Sunday, December 11, 2005

THEN THERE WERE THREE Viveca Novak has officially become the third reporter caught up in the Plame mess to embarrass her news organization.

Greg Mitchell at Editor and Publisher dissects her story:

The most amazing revelation is that in late-October, long after she blundered in telling Luskin that the word around Time (obviously a reference to Cooper) was that Rove had a Plame problem, the lawyer informed her that the special prosecutor might want to speak to her. Does she tell her editor? No.

Later Luskin tells her that Fitzgerald does indeed want to grill her, although perhaps not under oath just yet. She hires a high-level lawyer. Surely she tells her editor now? Au contraire.

Then, on Nov. 10, she meets with Fitzgerald for two hours to discuss the conversations with Luskin.
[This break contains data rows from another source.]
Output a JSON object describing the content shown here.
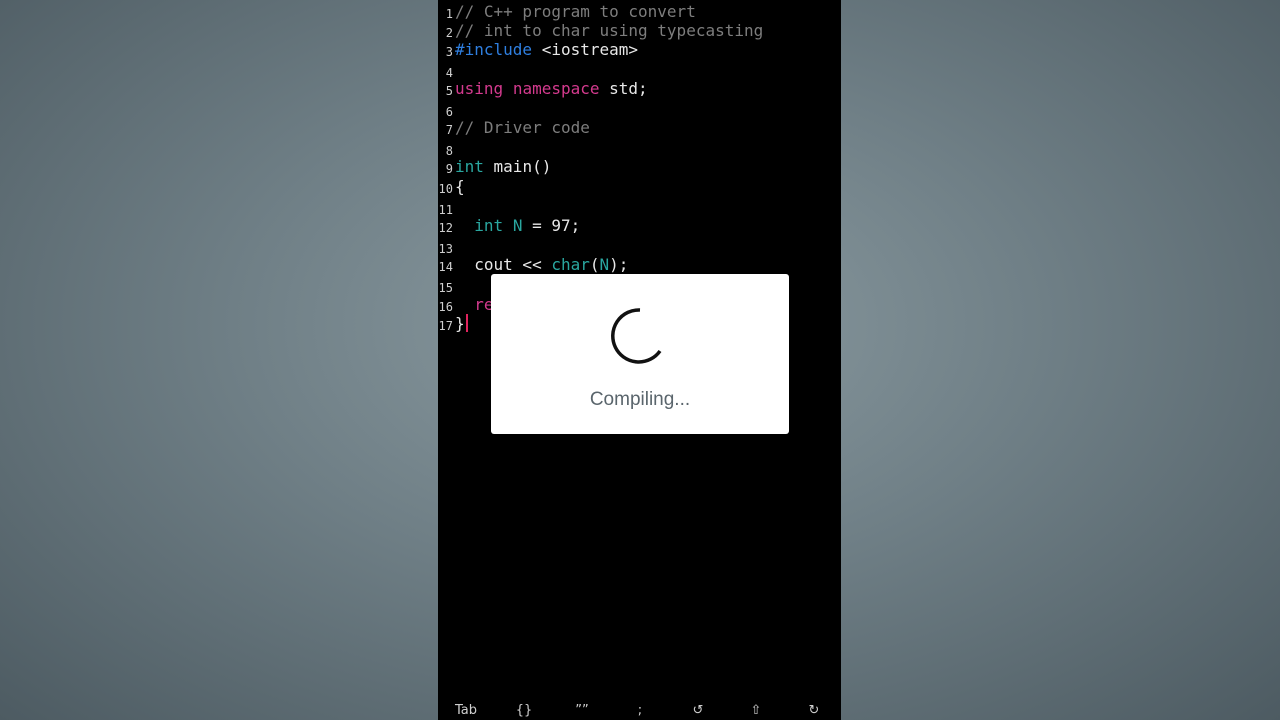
{
  "editor": {
    "lines": [
      {
        "num": "1",
        "tokens": [
          {
            "t": "// C++ program to convert",
            "c": "comment"
          }
        ]
      },
      {
        "num": "2",
        "tokens": [
          {
            "t": "// int to char using typecasting",
            "c": "comment"
          }
        ]
      },
      {
        "num": "3",
        "tokens": [
          {
            "t": "#include",
            "c": "pre"
          },
          {
            "t": " <iostream>",
            "c": "plain"
          }
        ]
      },
      {
        "num": "4",
        "tokens": []
      },
      {
        "num": "5",
        "tokens": [
          {
            "t": "using",
            "c": "kw"
          },
          {
            "t": " ",
            "c": "plain"
          },
          {
            "t": "namespace",
            "c": "kw"
          },
          {
            "t": " std;",
            "c": "plain"
          }
        ]
      },
      {
        "num": "6",
        "tokens": []
      },
      {
        "num": "7",
        "tokens": [
          {
            "t": "// Driver code",
            "c": "comment"
          }
        ]
      },
      {
        "num": "8",
        "tokens": []
      },
      {
        "num": "9",
        "tokens": [
          {
            "t": "int",
            "c": "type"
          },
          {
            "t": " main()",
            "c": "plain"
          }
        ]
      },
      {
        "num": "10",
        "tokens": [
          {
            "t": "{",
            "c": "plain"
          }
        ]
      },
      {
        "num": "11",
        "tokens": []
      },
      {
        "num": "12",
        "tokens": [
          {
            "t": "  ",
            "c": "plain"
          },
          {
            "t": "int",
            "c": "type"
          },
          {
            "t": " ",
            "c": "plain"
          },
          {
            "t": "N",
            "c": "type"
          },
          {
            "t": " = 97;",
            "c": "plain"
          }
        ]
      },
      {
        "num": "13",
        "tokens": []
      },
      {
        "num": "14",
        "tokens": [
          {
            "t": "  cout << ",
            "c": "plain"
          },
          {
            "t": "char",
            "c": "type"
          },
          {
            "t": "(",
            "c": "plain"
          },
          {
            "t": "N",
            "c": "type"
          },
          {
            "t": ");",
            "c": "plain"
          }
        ]
      },
      {
        "num": "15",
        "tokens": []
      },
      {
        "num": "16",
        "tokens": [
          {
            "t": "  re",
            "c": "kw"
          }
        ]
      },
      {
        "num": "17",
        "tokens": [
          {
            "t": "}",
            "c": "plain"
          }
        ],
        "cursor": true
      }
    ]
  },
  "toolbar": {
    "keys": [
      {
        "label": "Tab",
        "name": "tab-key"
      },
      {
        "label": "{}",
        "name": "braces-key"
      },
      {
        "label": "””",
        "name": "quotes-key"
      },
      {
        "label": ";",
        "name": "semicolon-key"
      },
      {
        "label": "↺",
        "name": "undo-key"
      },
      {
        "label": "⇧",
        "name": "shift-key"
      },
      {
        "label": "↻",
        "name": "redo-key"
      }
    ]
  },
  "dialog": {
    "message": "Compiling...",
    "icon": "loading-spinner-icon"
  }
}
Of course she tells her editor after that? Sadly, no.

Finally, on Nov. 18, her lawyer calls to inform her that Fitzgerald does indeed want her to testify under oath. "I realized that I now needed to share this information with Jay Carney, our Washington bureau chief," she writes online today. "On Sunday, Nov. 20, I drove over to his house to tell him. He then called Jim Kelly, the managing editor. Nobody was happy about it, least of all me."

Oh gosh, imagine that.


The first red flag, to repeat, is telling Luskin anything about what anyone knew at Time about her client and this incredibly sensitive case.

Then there's the question of how many times she talked to Luskin about it. Well, she has some calendar entries but they "weren't entirely reliable."


Then Fitzgerald asks her about specific dates. Lo and behold, she turns to her calendar again and one of Fitz's ideas, March 1, 2004, checks out. Here's her explanation: "I hadn't found that one in my first search because I had erroneously entered it as occurring at 5 a.m., not 5 p.m."

Reminder: This is a Time magazine reporter and book author.

CONTRAPOSITIVE is edited by Dan Aibel. Dan's a playwright. He lives in New York City.